(Dataset entries)
________

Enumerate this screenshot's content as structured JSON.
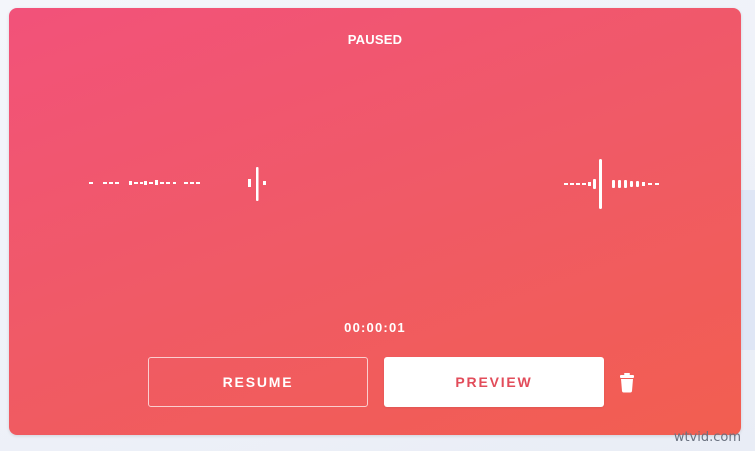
{
  "recorder": {
    "status": "PAUSED",
    "elapsed": "00:00:01",
    "buttons": {
      "resume_label": "RESUME",
      "preview_label": "PREVIEW"
    },
    "delete_icon": "trash-icon",
    "colors": {
      "gradient_start": "#f2527a",
      "gradient_end": "#f25e50",
      "preview_text": "#e24c5a"
    }
  },
  "watermark": "wtvid.com"
}
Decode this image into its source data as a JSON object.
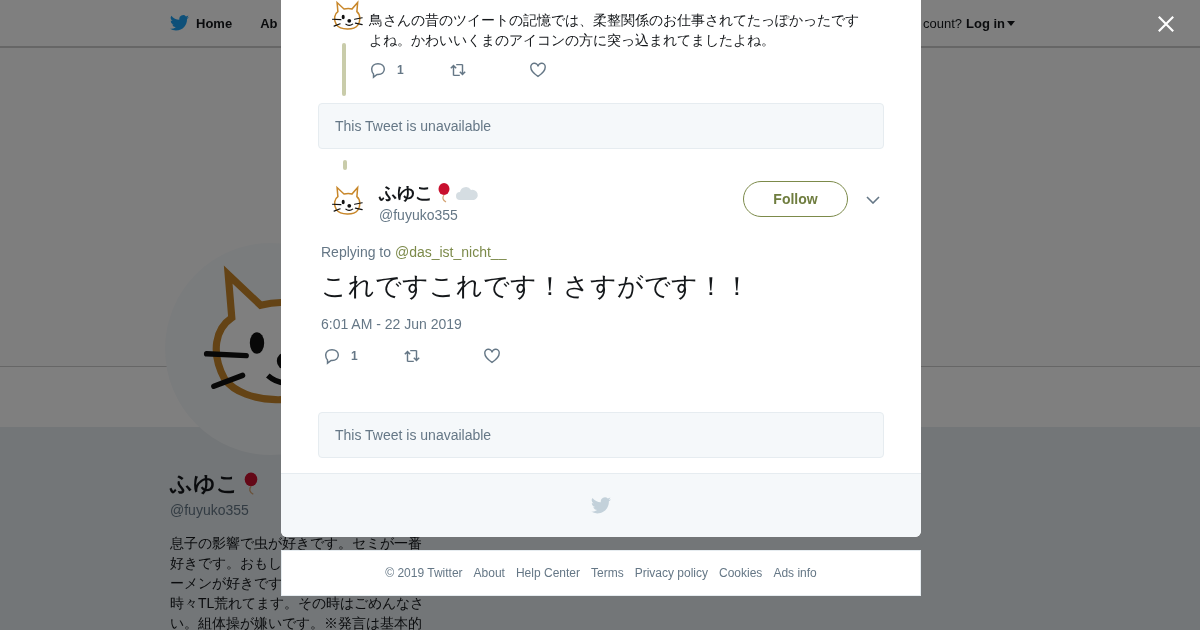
{
  "nav": {
    "items": [
      {
        "label": "Home",
        "kind": "home"
      },
      {
        "label": "Ab",
        "kind": "text"
      }
    ],
    "account_prompt": "count?",
    "login": "Log in"
  },
  "profile": {
    "name": "ふゆこ",
    "handle": "@fuyuko355",
    "bio_lines": [
      "息子の影響で虫が好きです。セミが一番",
      "好きです。おもし",
      "ーメンが好きです",
      "時々TL荒れてます。その時はごめんなさ",
      "い。組体操が嫌いです。※発言は基本的"
    ]
  },
  "modal": {
    "items": [
      {
        "kind": "tweet",
        "text": "鳥さんの昔のツイートの記憶では、柔整関係のお仕事されてたっぽかったですよね。かわいいくまのアイコンの方に突っ込まれてましたよね。",
        "replies": "1"
      },
      {
        "kind": "unavailable",
        "text": "This Tweet is unavailable"
      },
      {
        "kind": "focused",
        "name": "ふゆこ",
        "handle": "@fuyuko355",
        "follow": "Follow",
        "replying_label": "Replying to",
        "replying_to": "@das_ist_nicht__",
        "text": "これですこれです！さすがです！！",
        "time": "6:01 AM - 22 Jun 2019",
        "replies": "1"
      },
      {
        "kind": "unavailable",
        "text": "This Tweet is unavailable"
      }
    ]
  },
  "footer": {
    "copyright": "© 2019 Twitter",
    "links": [
      "About",
      "Help Center",
      "Terms",
      "Privacy policy",
      "Cookies",
      "Ads info"
    ]
  }
}
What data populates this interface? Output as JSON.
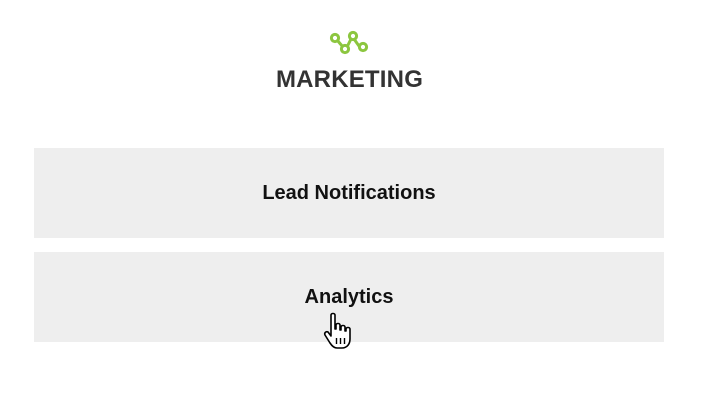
{
  "header": {
    "logo_icon": "network-nodes-icon",
    "title": "MARKETING",
    "accent_color": "#8cc63f"
  },
  "menu": {
    "items": [
      {
        "label": "Lead Notifications"
      },
      {
        "label": "Analytics"
      }
    ],
    "card_color": "#eeeeee"
  },
  "cursor": {
    "icon": "hand-pointer-icon"
  }
}
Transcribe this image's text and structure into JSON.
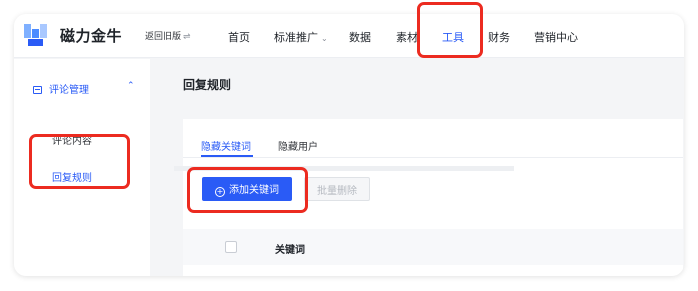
{
  "app": {
    "brand": "磁力金牛",
    "back_to_old": "返回旧版",
    "back_to_old_icon": "swap-icon"
  },
  "topnav": {
    "items": [
      {
        "label": "首页"
      },
      {
        "label": "标准推广",
        "has_dropdown": true
      },
      {
        "label": "数据"
      },
      {
        "label": "素材"
      },
      {
        "label": "工具",
        "active": true
      },
      {
        "label": "财务"
      },
      {
        "label": "营销中心"
      }
    ]
  },
  "sidebar": {
    "group": {
      "label": "评论管理",
      "icon": "comment-icon",
      "expanded": true
    },
    "items": [
      {
        "label": "评论内容"
      },
      {
        "label": "回复规则",
        "active": true
      }
    ]
  },
  "main": {
    "title": "回复规则",
    "tabs": [
      {
        "label": "隐藏关键词",
        "active": true
      },
      {
        "label": "隐藏用户"
      }
    ],
    "add_button": "添加关键词",
    "batch_delete_button": "批量删除",
    "table": {
      "columns": [
        "关键词"
      ]
    }
  },
  "colors": {
    "accent": "#2a5bf6",
    "highlight": "#ec2b20"
  }
}
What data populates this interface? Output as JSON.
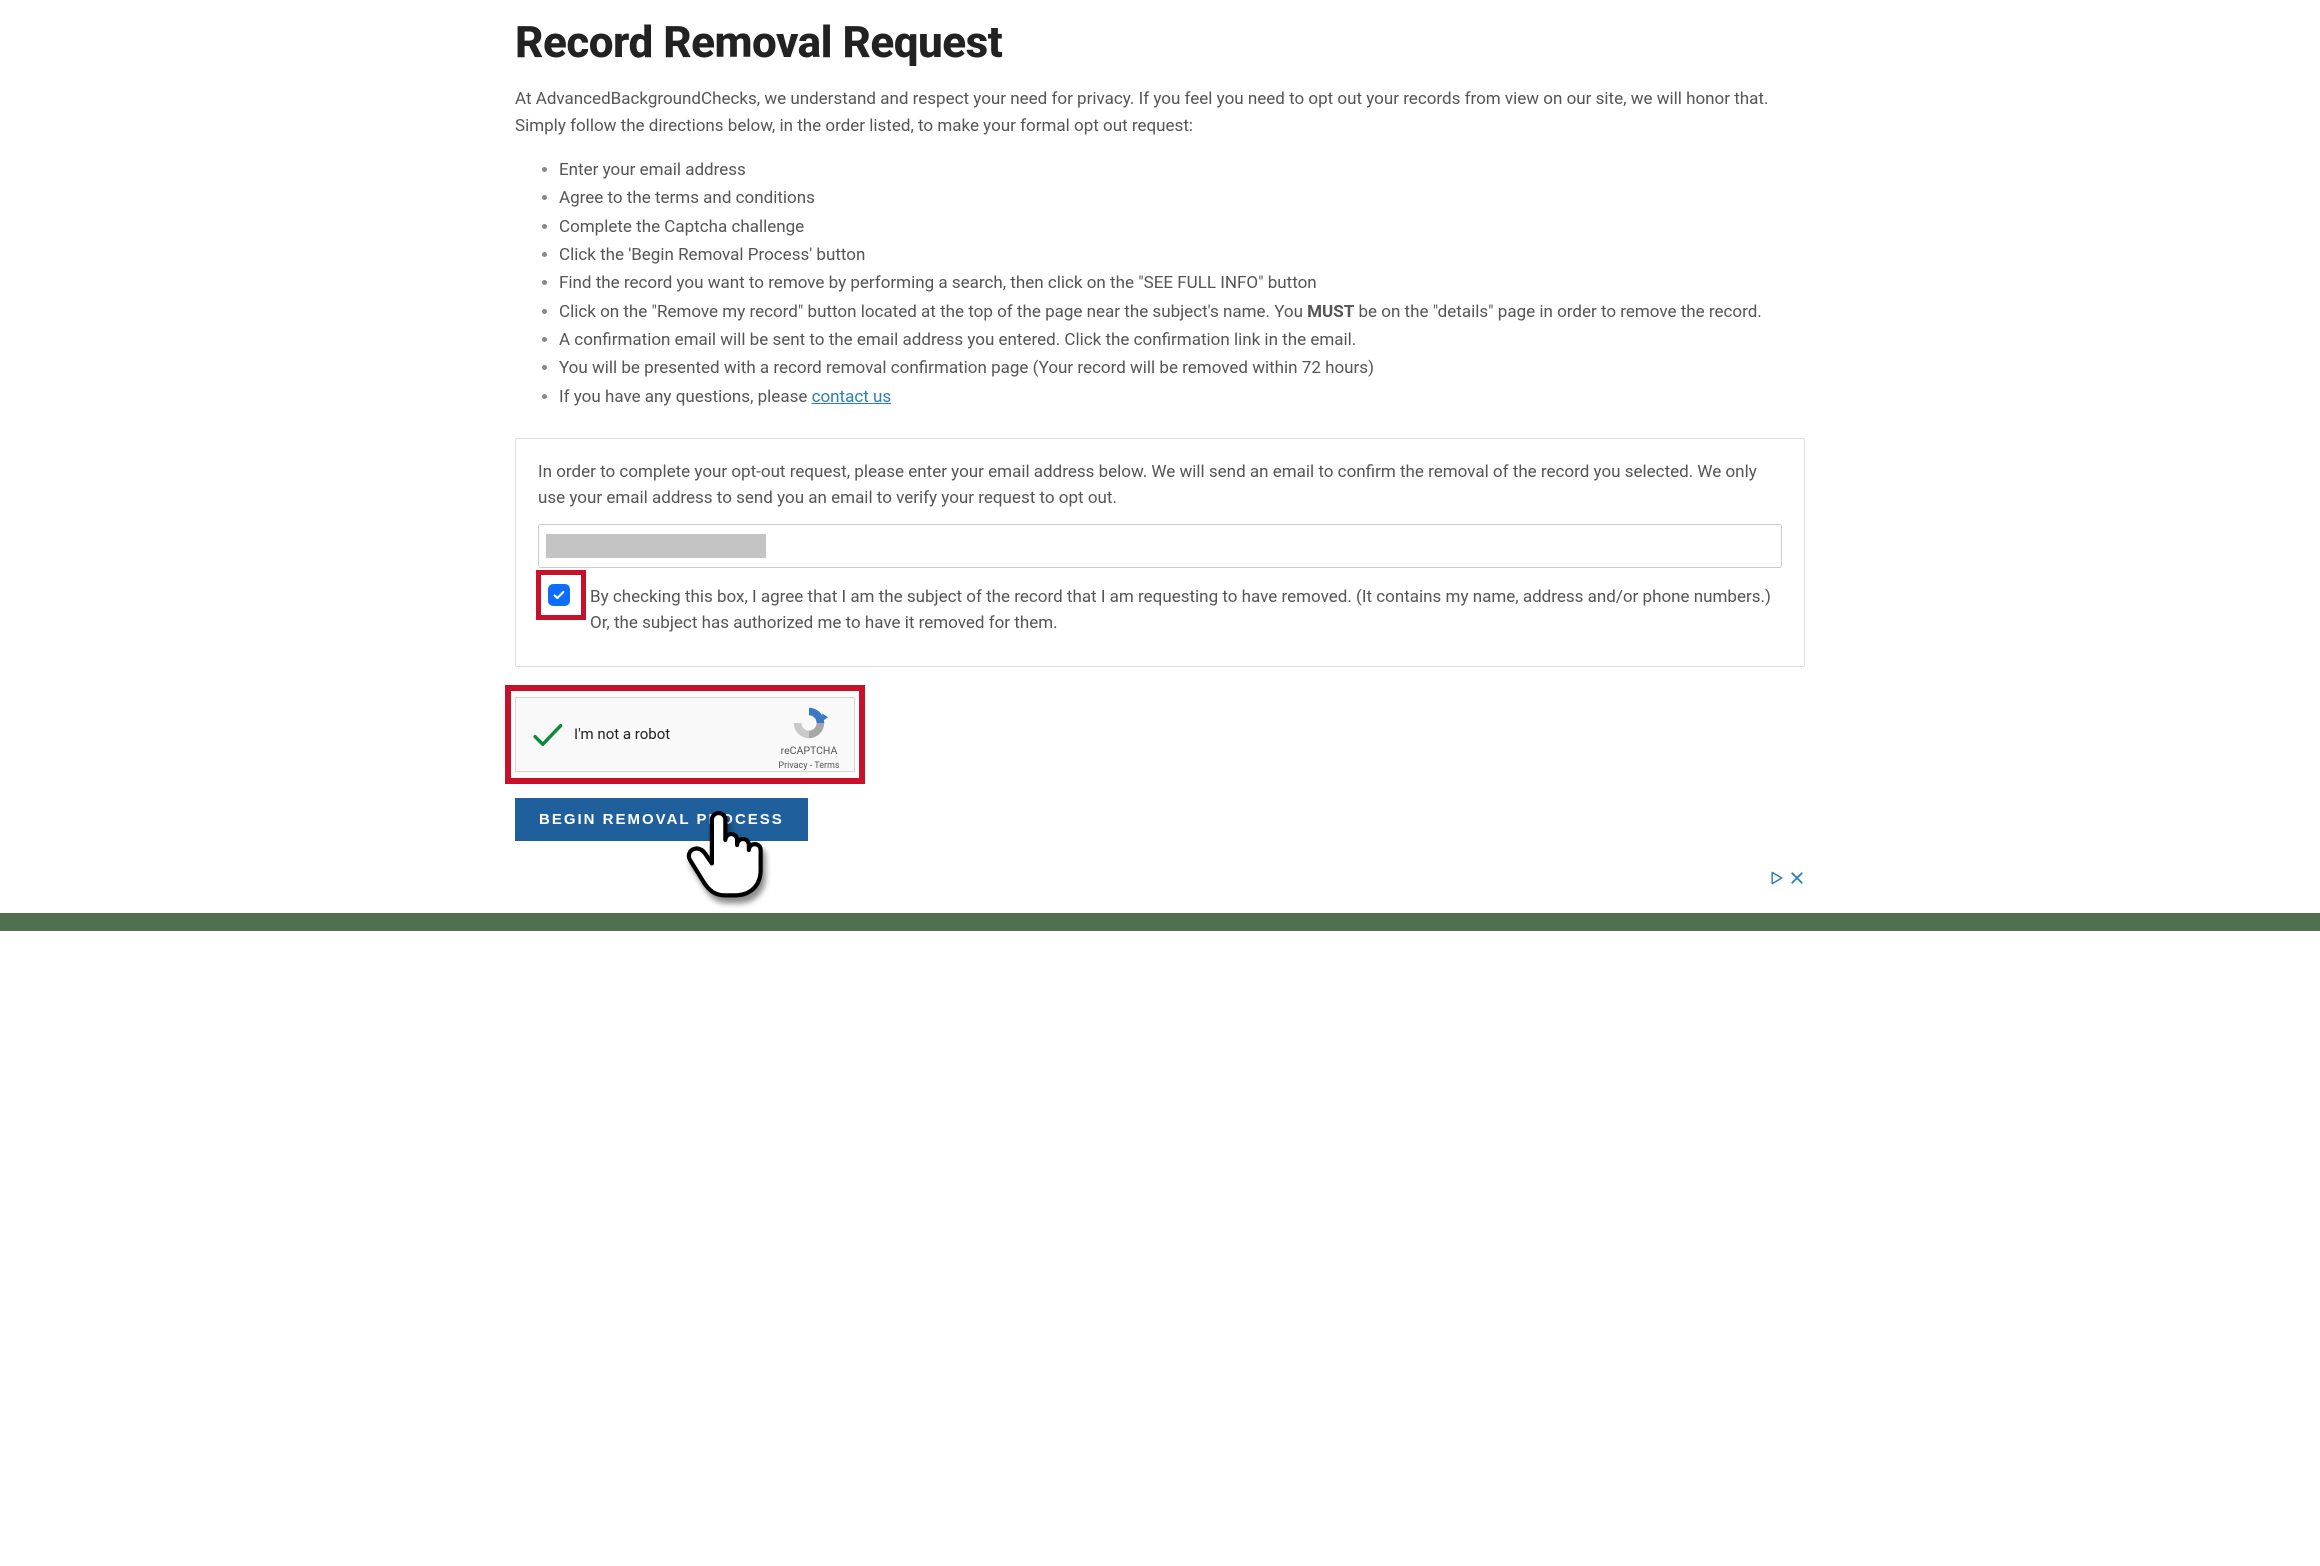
{
  "heading": "Record Removal Request",
  "intro": "At AdvancedBackgroundChecks, we understand and respect your need for privacy. If you feel you need to opt out your records from view on our site, we will honor that. Simply follow the directions below, in the order listed, to make your formal opt out request:",
  "steps": {
    "s1": "Enter your email address",
    "s2": "Agree to the terms and conditions",
    "s3": "Complete the Captcha challenge",
    "s4": "Click the 'Begin Removal Process' button",
    "s5": "Find the record you want to remove by performing a search, then click on the \"SEE FULL INFO\" button",
    "s6a": "Click on the \"Remove my record\" button located at the top of the page near the subject's name. You ",
    "s6b": "MUST",
    "s6c": " be on the \"details\" page in order to remove the record.",
    "s7": "A confirmation email will be sent to the email address you entered. Click the confirmation link in the email.",
    "s8": "You will be presented with a record removal confirmation page (Your record will be removed within 72 hours)",
    "s9a": "If you have any questions, please ",
    "s9link": "contact us"
  },
  "form": {
    "intro": "In order to complete your opt-out request, please enter your email address below. We will send an email to confirm the removal of the record you selected. We only use your email address to send you an email to verify your request to opt out.",
    "email_value": "",
    "consent": "By checking this box, I agree that I am the subject of the record that I am requesting to have removed. (It contains my name, address and/or phone numbers.) Or, the subject has authorized me to have it removed for them."
  },
  "captcha": {
    "label": "I'm not a robot",
    "brand": "reCAPTCHA",
    "privacy": "Privacy",
    "dash": " - ",
    "terms": "Terms"
  },
  "begin_button": "BEGIN REMOVAL PROCESS"
}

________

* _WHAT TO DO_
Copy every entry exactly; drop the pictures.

* _YOUR SOLUTION_
Enumerate this screenshot's content as structured JSON.
{
  "recorder": {
    "status": "PAUSED",
    "elapsed": "00:00:01",
    "buttons": {
      "resume_label": "RESUME",
      "preview_label": "PREVIEW"
    },
    "delete_icon": "trash-icon",
    "colors": {
      "gradient_start": "#f2527a",
      "gradient_end": "#f25e50",
      "preview_text": "#e24c5a"
    }
  },
  "watermark": "wtvid.com"
}
Decode this image into its source data as a JSON object.
{
  "nav": {
    "items": [
      {
        "label": "Home",
        "kind": "home"
      },
      {
        "label": "Ab",
        "kind": "text"
      }
    ],
    "account_prompt": "count?",
    "login": "Log in"
  },
  "profile": {
    "name": "ふゆこ",
    "handle": "@fuyuko355",
    "bio_lines": [
      "息子の影響で虫が好きです。セミが一番",
      "好きです。おもし",
      "ーメンが好きです",
      "時々TL荒れてます。その時はごめんなさ",
      "い。組体操が嫌いです。※発言は基本的"
    ]
  },
  "modal": {
    "items": [
      {
        "kind": "tweet",
        "text": "鳥さんの昔のツイートの記憶では、柔整関係のお仕事されてたっぽかったですよね。かわいいくまのアイコンの方に突っ込まれてましたよね。",
        "replies": "1"
      },
      {
        "kind": "unavailable",
        "text": "This Tweet is unavailable"
      },
      {
        "kind": "focused",
        "name": "ふゆこ",
        "handle": "@fuyuko355",
        "follow": "Follow",
        "replying_label": "Replying to",
        "replying_to": "@das_ist_nicht__",
        "text": "これですこれです！さすがです！！",
        "time": "6:01 AM - 22 Jun 2019",
        "replies": "1"
      },
      {
        "kind": "unavailable",
        "text": "This Tweet is unavailable"
      }
    ]
  },
  "footer": {
    "copyright": "© 2019 Twitter",
    "links": [
      "About",
      "Help Center",
      "Terms",
      "Privacy policy",
      "Cookies",
      "Ads info"
    ]
  }
}
What data populates this interface? Output as JSON.
{
  "header": {
    "logo_icon": "network-nodes-icon",
    "title": "MARKETING",
    "accent_color": "#8cc63f"
  },
  "menu": {
    "items": [
      {
        "label": "Lead Notifications"
      },
      {
        "label": "Analytics"
      }
    ],
    "card_color": "#eeeeee"
  },
  "cursor": {
    "icon": "hand-pointer-icon"
  }
}
Transcribe this image's text and structure into JSON.
{
  "app": {
    "brand": "磁力金牛",
    "back_to_old": "返回旧版",
    "back_to_old_icon": "swap-icon"
  },
  "topnav": {
    "items": [
      {
        "label": "首页"
      },
      {
        "label": "标准推广",
        "has_dropdown": true
      },
      {
        "label": "数据"
      },
      {
        "label": "素材"
      },
      {
        "label": "工具",
        "active": true
      },
      {
        "label": "财务"
      },
      {
        "label": "营销中心"
      }
    ]
  },
  "sidebar": {
    "group": {
      "label": "评论管理",
      "icon": "comment-icon",
      "expanded": true
    },
    "items": [
      {
        "label": "评论内容"
      },
      {
        "label": "回复规则",
        "active": true
      }
    ]
  },
  "main": {
    "title": "回复规则",
    "tabs": [
      {
        "label": "隐藏关键词",
        "active": true
      },
      {
        "label": "隐藏用户"
      }
    ],
    "add_button": "添加关键词",
    "batch_delete_button": "批量删除",
    "table": {
      "columns": [
        "关键词"
      ]
    }
  },
  "colors": {
    "accent": "#2a5bf6",
    "highlight": "#ec2b20"
  }
}
What data populates this interface? Output as JSON.
{
  "heading": "Record Removal Request",
  "intro": "At AdvancedBackgroundChecks, we understand and respect your need for privacy. If you feel you need to opt out your records from view on our site, we will honor that. Simply follow the directions below, in the order listed, to make your formal opt out request:",
  "steps": {
    "s1": "Enter your email address",
    "s2": "Agree to the terms and conditions",
    "s3": "Complete the Captcha challenge",
    "s4": "Click the 'Begin Removal Process' button",
    "s5": "Find the record you want to remove by performing a search, then click on the \"SEE FULL INFO\" button",
    "s6a": "Click on the \"Remove my record\" button located at the top of the page near the subject's name. You ",
    "s6b": "MUST",
    "s6c": " be on the \"details\" page in order to remove the record.",
    "s7": "A confirmation email will be sent to the email address you entered. Click the confirmation link in the email.",
    "s8": "You will be presented with a record removal confirmation page (Your record will be removed within 72 hours)",
    "s9a": "If you have any questions, please ",
    "s9link": "contact us"
  },
  "form": {
    "intro": "In order to complete your opt-out request, please enter your email address below. We will send an email to confirm the removal of the record you selected. We only use your email address to send you an email to verify your request to opt out.",
    "email_value": "",
    "consent": "By checking this box, I agree that I am the subject of the record that I am requesting to have removed. (It contains my name, address and/or phone numbers.) Or, the subject has authorized me to have it removed for them."
  },
  "captcha": {
    "label": "I'm not a robot",
    "brand": "reCAPTCHA",
    "privacy": "Privacy",
    "dash": " - ",
    "terms": "Terms"
  },
  "begin_button": "BEGIN REMOVAL PROCESS"
}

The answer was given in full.